Stephenson caught a big break when he was traded from the Washington Capitals–where he saw minimal action and kept around as ‘depth insurance’–to Vegas midway through the 2019-2020 season. All it took for VGK to pry him away from Washington was a fifth round pick and he’s become the perfect compliment for Pacioretty and Stone on the top line. Even without his usual linemates around him he says that his game hasn’t changed:
“That’s kind of I think where you get in trouble, when you try to change too much and do too much. You’re almost kind of doing a whole lot of nothing if you play like that. I still try to make as many plays as I can, shoot when I can. Just trying to do my game and be myself.”
Teammate Jonathan Marchessault is happy that Stephenson is finally getting his just due with Stone and Pacioretty sidelined:
“I actually love that he’s having success without Max and Mark. I mean, obviously when you play with world-class players like that, I hear you guys saying ‘Chandler, is he a top-line centerman?’ He is. Like, he’s been showing enough right now and since the moment he showed up here.”
Watching Stephenson now it’s hard to imagine that the Capitals couldn’t find a role for him. He has elite speed and is an adept playmaker–he finished 20th in successful passes by forwards per 60 minutes last season. He has the full compliment of skills expected of a NHL center along with consistency. Head coach DeBoer says he might have the most natural puck and skating skills of any player on the team:
“The guy’s a great player. Individual skill, he might have the most on our team as far as skating and puck skills. When you watch this guy in practice, the sky’s the limit for him with the talent he has.”
Despite his coach’s praise of his individual skill, Stephenson says that the ‘team first’ mentality is why Vegas has been so good:
“I’m not trying to be somebody I’m not. That’s why we’ve found some success here lately. I think that’s kind of everybody’s mindset, mentality is try to help the team out as much as you can and do you. Don’t try to be somebody that you’re not. That’s been the good thing about our team, is everybody buys in and plays their style.”

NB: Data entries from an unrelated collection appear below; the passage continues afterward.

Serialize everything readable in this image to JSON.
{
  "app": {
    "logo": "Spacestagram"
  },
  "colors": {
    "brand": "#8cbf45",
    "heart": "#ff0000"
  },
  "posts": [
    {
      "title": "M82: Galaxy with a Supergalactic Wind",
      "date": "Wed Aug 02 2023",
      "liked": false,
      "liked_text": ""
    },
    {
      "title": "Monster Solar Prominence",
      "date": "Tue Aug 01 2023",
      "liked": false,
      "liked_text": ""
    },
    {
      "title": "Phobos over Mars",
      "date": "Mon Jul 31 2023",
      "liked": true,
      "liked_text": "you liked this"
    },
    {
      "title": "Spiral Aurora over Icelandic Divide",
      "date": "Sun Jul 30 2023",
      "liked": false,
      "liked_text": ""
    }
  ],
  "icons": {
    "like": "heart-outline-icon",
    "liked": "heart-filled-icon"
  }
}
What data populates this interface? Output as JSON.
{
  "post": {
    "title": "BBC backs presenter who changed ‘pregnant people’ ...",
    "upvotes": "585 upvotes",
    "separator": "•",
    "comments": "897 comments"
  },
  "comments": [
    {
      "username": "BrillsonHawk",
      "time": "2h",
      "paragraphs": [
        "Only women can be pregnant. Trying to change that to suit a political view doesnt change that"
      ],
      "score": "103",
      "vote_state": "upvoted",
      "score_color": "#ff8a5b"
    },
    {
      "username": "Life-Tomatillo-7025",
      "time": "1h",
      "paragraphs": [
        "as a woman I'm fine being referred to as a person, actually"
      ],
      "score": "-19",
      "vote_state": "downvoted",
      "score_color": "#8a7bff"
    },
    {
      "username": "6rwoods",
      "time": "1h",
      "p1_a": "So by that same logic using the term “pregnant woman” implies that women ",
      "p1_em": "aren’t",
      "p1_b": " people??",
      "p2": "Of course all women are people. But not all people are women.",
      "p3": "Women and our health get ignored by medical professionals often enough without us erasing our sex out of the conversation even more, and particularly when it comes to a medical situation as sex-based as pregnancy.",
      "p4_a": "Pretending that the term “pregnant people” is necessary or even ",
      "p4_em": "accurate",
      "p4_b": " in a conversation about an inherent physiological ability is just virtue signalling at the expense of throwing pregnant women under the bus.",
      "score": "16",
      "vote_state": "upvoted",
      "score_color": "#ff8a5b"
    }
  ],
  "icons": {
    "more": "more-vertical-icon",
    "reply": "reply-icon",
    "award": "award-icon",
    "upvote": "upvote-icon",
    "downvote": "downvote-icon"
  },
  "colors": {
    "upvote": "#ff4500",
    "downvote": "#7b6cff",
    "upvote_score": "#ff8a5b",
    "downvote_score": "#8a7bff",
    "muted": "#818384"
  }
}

Now that the team has found some stability with so many top tier players out, the early season injury bug could be the proverbial ‘blessing in disguise’. It is giving reserves more opportunity to play and rookies like Peyton Krebs have been forced into roles with responsibility. Assuming that Stone, Pacioretty, Patrick and Whitecloud return at 100% the way that Vegas has been developing their depth out of necessity could pay dividends at playoff time.